Canada does very well by this measure, ranking fourth among 16 major OECD countries according to one study — far better than France, the United States, and the United Kingdom, for instance. The data show that only 20 per cent of a Canadian family's economic advantage or disadvantage persists into the next generation. To take a concrete example, in a family with an income that is $10,000 below the median, the members of the following generation can expect to have incomes that are, on average, just $2,000 below the median.
What this all means is that when we talk about "the poor," we're not talking about the same people year after year, decade after decade. Indeed, just 13 per cent of individuals who were in the first income quintile in 1990 (the bottom 1/5 of the population in terms of income) were still in that same quintile twenty years later, in 2009.
Following the same individuals, we see that the average annual income of those who found themselves in the lowest quintile in 1990, just $6,000, had grown to $44,100 in 2009 in constant dollars, an average increase of 635 per cent. As for individuals who found themselves in the top quintile in 1990, their incomes grew by an average of 23 per cent over this same period, from $77,200 to $94,900.
This makes perfect sense when you consider that many people at the bottom of the income ladder are still young, and that income tends to rise as one progresses through one's career. Many of those with low incomes are in fact students, driving around in rusty old cars today so that they can learn the skills, and earn the degrees, that will let them ride in style tomorrow.

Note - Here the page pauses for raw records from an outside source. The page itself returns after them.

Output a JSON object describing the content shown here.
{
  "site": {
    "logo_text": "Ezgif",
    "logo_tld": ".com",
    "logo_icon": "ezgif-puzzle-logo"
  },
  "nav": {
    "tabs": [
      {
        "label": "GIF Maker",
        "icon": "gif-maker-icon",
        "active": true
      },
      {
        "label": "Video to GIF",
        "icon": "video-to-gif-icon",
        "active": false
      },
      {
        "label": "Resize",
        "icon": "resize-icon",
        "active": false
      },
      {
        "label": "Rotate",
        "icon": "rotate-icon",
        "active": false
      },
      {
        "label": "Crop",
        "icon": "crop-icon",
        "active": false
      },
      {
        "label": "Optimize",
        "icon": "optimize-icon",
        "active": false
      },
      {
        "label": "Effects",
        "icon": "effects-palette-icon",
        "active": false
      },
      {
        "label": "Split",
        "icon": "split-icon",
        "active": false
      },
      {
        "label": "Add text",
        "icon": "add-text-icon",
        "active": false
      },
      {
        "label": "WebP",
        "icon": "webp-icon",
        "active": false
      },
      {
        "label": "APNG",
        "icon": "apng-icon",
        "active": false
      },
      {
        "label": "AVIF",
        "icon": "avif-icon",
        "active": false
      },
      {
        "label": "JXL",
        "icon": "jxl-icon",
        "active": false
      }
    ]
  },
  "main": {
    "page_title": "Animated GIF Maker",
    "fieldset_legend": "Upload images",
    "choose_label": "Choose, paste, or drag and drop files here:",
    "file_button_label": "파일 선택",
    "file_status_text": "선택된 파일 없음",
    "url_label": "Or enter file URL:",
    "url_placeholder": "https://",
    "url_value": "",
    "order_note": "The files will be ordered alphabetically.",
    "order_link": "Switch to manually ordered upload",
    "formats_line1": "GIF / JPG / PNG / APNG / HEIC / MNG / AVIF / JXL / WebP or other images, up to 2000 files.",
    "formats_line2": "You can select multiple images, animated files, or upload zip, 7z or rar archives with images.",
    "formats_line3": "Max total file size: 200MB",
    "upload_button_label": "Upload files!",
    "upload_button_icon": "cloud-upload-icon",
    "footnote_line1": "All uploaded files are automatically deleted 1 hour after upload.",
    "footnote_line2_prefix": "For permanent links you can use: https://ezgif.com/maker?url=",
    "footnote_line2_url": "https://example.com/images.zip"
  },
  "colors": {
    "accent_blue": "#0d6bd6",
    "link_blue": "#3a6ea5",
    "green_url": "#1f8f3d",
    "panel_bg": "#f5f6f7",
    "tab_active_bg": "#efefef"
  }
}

In addition, having a low income when one is a young adult, or in retirement for that matter, does not necessarily imply a lack of goods and services. This is because people are generally able to smooth out their consumption levels over time. Specifically, we tend to borrow when we're young, in order to pay for studies or to buy a property, for example, and to save more as our incomes rise, building up our assets in order to maintain our living standards in retirement.
In the end, what matters more than socioeconomic position at any given moment is that those who find themselves at the bottom of the income ladder are unlikely to remain there long, that they are not prisoners of their status, and neither are their children. This is precisely the situation of opportunity that prevails in Canada.
The point is not to underplay the difficulties associated with poverty, but rather to recognize that in this country, in the vast majority of cases, poverty is a temporary state of affairs. Alarmist declarations about the supposed permanence of poverty for a substantial portion of the Canadian population — or about the rich getting richer while the poor get poorer — are therefore just a lot of hot air.
Yanick Labrie is an Economist at the Montreal Economic Institute and the co-author of "Poverty Is Not a Permanent State of Affairs in Canada." The views reflected in this op-ed are his own.